■ **Exercise directions**:
Report each line below that carries the word "this".

■ **Working data**:
┌────────

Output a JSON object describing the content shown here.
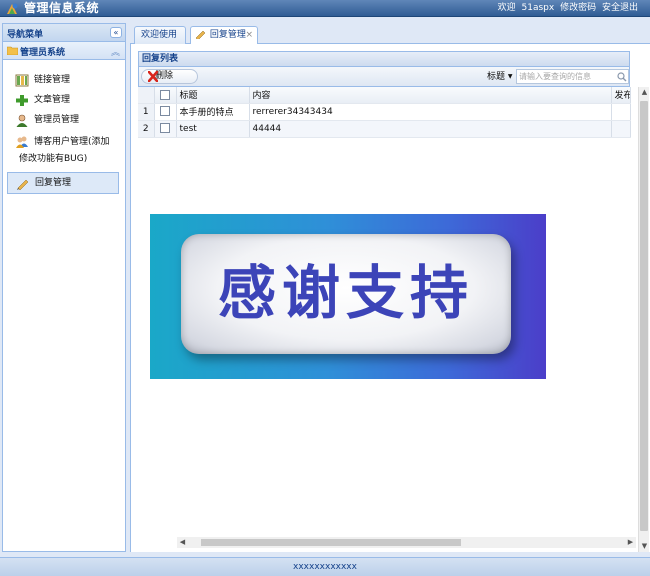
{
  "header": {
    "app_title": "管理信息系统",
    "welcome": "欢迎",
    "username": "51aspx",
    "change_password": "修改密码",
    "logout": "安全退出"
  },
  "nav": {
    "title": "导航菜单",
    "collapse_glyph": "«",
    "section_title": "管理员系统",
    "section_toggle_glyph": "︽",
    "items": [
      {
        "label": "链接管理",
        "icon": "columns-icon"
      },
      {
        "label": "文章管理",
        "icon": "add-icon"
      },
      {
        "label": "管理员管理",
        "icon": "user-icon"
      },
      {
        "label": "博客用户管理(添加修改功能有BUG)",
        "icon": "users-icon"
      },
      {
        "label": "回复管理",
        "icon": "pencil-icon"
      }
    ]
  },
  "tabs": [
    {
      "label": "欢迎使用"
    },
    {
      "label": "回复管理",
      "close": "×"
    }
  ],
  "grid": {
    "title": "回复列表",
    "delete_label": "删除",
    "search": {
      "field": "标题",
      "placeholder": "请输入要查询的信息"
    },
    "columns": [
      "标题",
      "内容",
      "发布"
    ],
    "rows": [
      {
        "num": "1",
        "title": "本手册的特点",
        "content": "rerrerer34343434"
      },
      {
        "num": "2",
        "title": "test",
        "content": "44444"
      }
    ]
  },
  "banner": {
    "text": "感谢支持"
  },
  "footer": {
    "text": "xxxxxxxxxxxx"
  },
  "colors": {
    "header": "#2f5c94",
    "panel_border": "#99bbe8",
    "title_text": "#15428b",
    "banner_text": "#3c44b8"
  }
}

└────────
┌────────

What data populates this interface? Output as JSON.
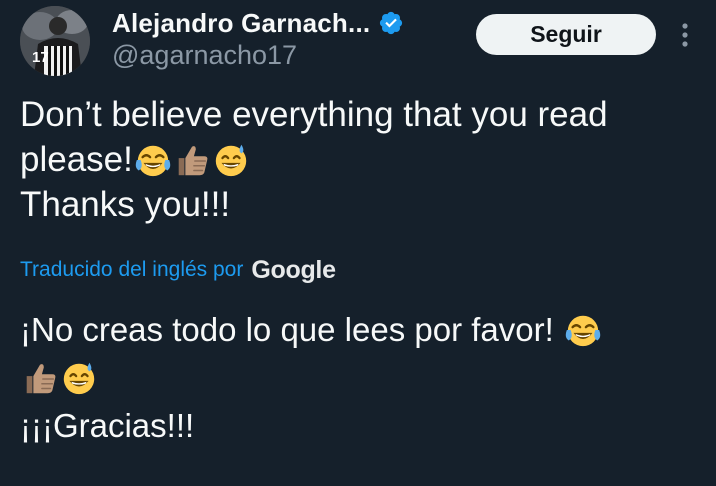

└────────
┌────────

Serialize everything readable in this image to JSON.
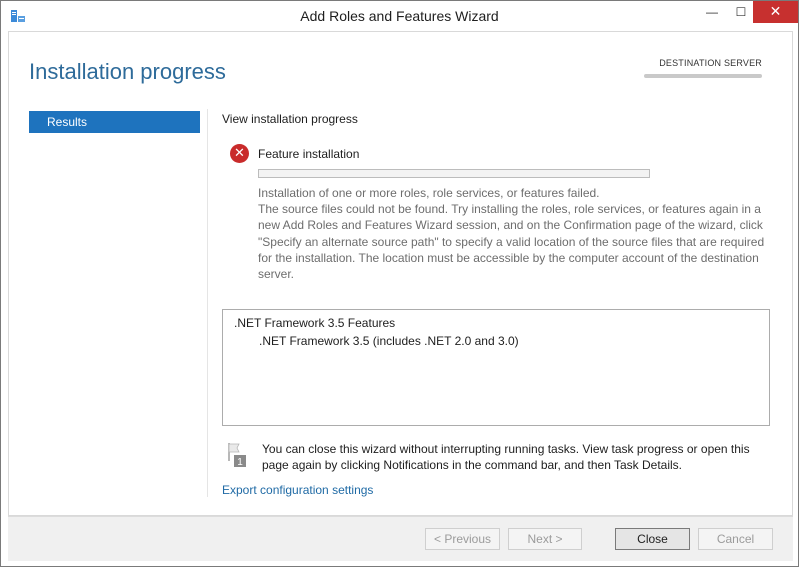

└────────

■ **Response box**:
What data populates this interface? Output as JSON.
Serialize everything readable in this image to JSON.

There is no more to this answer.